Urban League releases 2020 State of Black America

Cyril Josh Barker | 8/20/2020, midnight
The National Urban League has released its 2020 State of Black America report.
African Americans Pixabay/Pixino/Max Pixel/Usplahsh

The National Urban League has released its 2020 State of Black America report. This year’s report focuses on how the COVID-19 pandemic is pulling back the curtain on racism in America.

The report was released virtually on Aug. 13 with speakers including, Atlanta Mayor Keisha Lance Bottoms, activist Tamika Mallory, Congresswoman Sheila Jackson Lee and author Michael Eric Dyson.

In partnership with the Johns Hopkins Center for Health Equity, the report, titled “Unmasked” shows how state data exposed that Blacks and other groups were getting sick and dying in higher numbers from the virus. The report also reveals that there are disparities in how Black patients are treated as the pandemic presses on.

African Americans and Latinos are more than three times as likely to contract the coronavirus as whites, and African Americans are nearly twice as likely to die. One reason the Black death rate from COVID-19 is higher than the Latino rate, even though Latinos are more likely to contract the infection, is because the Black population is older.

Black patients have tended to be far sicker when they finally receive treatment, partly because they are less likely to have health insurance, but also because of systemic racism in the healthcare system that downplays their symptoms.
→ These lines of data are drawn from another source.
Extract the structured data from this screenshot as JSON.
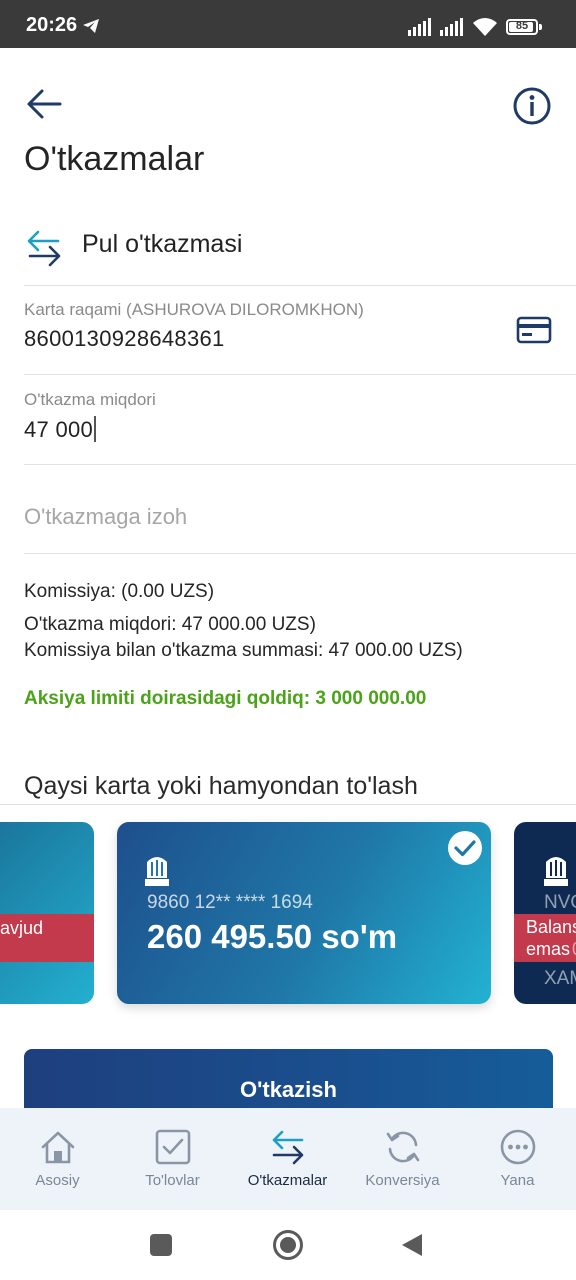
{
  "status_bar": {
    "time": "20:26",
    "battery": "85"
  },
  "header": {
    "title": "O'tkazmalar"
  },
  "section": {
    "title": "Pul o'tkazmasi"
  },
  "card_field": {
    "label": "Karta raqami (ASHUROVA DILOROMKHON)",
    "value": "8600130928648361"
  },
  "amount_field": {
    "label": "O'tkazma miqdori",
    "value": "47 000"
  },
  "comment_field": {
    "placeholder": "O'tkazmaga izoh"
  },
  "summary": {
    "commission": "Komissiya: (0.00 UZS)",
    "amount": "O'tkazma miqdori: 47 000.00 UZS)",
    "total": "Komissiya bilan o'tkazma summasi: 47 000.00 UZS)",
    "promo": "Aksiya limiti doirasidagi qoldiq: 3 000 000.00",
    "promo_color": "#4aa319"
  },
  "pay_from": {
    "heading": "Qaysi karta yoki hamyondan to'lash",
    "cards": [
      {
        "band_text": "avjud"
      },
      {
        "bank_logo": "NBU",
        "masked": "9860 12** **** 1694",
        "balance": "260 495.50 so'm",
        "selected": true
      },
      {
        "bank_logo": "NBU",
        "text_top": "NVO",
        "band_line1": "Balans",
        "band_line2": "emas",
        "band_overlay": "0",
        "text_bottom": "XAM"
      }
    ]
  },
  "submit": {
    "label": "O'tkazish"
  },
  "bottom_nav": {
    "items": [
      {
        "label": "Asosiy",
        "icon": "home-icon"
      },
      {
        "label": "To'lovlar",
        "icon": "checkbox-icon"
      },
      {
        "label": "O'tkazmalar",
        "icon": "transfer-icon",
        "active": true
      },
      {
        "label": "Konversiya",
        "icon": "refresh-icon"
      },
      {
        "label": "Yana",
        "icon": "more-icon"
      }
    ]
  },
  "colors": {
    "primary": "#1e3f7e",
    "accent": "#1a9bc2",
    "danger_band": "#c23a4c",
    "nav_bg": "#eef3f9"
  }
}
“Like an earthquake exposes the fault lines in the earth; the COVID-19 pandemic exposed the fault lines in America’s social and economic institutions,” National Urban League Pres. and CEO Marc H. Morial said. “The expansion of health care coverage under the Affordable Care Act, which coincided with a decade-long economic expansion, partially masked the health care and economic disparities festering just beneath the surface. Now they are unmasked.”

The 2020 State of Black America report also highlights the impact the police killing of George Floyd has had on the Black community. Morial said Black America is fighting several pandemics at once.

“Against the grim backdrop of an exploding public health crisis, the nation watched as a Black man was denied his God-given right to breathe, losing his life under a police officer’s knee pressed into the back of his neck for almost nine minutes,” Morial said. “Our reporting revealed the common denominator in the alarming and disproportionate ratio of Black people left gasping for air in emergency rooms and at the hands––and knees––of law enforcement: centuries of systemic racism.”

The report outlines “19 Lessons of COVID-19” including essential workers being disproportionately people of color and undervalued, consistent higher unemployment and low homeownership rates for Blacks and Americans capacity for compassion through acts of kindness.

The 2020 State of Black America full report is available online at www.StateOfBlackAmerica.org.